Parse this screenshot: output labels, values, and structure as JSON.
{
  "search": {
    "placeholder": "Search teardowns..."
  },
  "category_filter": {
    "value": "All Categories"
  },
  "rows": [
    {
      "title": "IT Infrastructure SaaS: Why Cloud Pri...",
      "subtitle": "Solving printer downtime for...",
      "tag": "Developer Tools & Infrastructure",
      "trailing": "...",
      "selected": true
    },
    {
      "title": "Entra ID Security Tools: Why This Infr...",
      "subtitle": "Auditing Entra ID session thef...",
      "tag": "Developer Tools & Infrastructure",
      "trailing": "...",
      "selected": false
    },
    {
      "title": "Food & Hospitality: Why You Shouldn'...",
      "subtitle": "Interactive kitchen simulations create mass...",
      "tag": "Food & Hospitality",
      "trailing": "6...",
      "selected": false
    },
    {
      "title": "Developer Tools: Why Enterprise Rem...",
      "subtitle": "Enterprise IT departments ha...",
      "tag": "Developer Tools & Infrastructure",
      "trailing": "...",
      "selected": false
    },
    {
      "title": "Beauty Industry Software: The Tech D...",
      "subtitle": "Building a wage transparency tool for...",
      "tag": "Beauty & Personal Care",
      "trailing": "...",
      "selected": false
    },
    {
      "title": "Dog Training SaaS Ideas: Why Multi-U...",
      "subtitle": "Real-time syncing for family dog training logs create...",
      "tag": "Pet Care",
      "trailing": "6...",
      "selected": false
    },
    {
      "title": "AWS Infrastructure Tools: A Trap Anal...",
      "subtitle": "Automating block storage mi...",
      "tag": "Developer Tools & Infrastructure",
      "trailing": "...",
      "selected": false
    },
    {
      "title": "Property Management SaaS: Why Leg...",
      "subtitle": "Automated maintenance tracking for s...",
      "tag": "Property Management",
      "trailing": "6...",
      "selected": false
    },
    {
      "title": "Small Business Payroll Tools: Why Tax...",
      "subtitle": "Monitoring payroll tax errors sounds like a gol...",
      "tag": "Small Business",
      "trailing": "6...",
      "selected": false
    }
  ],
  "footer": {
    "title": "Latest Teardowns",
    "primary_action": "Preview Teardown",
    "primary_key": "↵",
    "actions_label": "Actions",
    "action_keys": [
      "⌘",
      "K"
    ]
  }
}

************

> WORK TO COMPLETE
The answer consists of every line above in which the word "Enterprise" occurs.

> WRITTEN SOLUTION
      "title": "Developer Tools: Why Enterprise Rem...",
      "subtitle": "Enterprise IT departments ha...",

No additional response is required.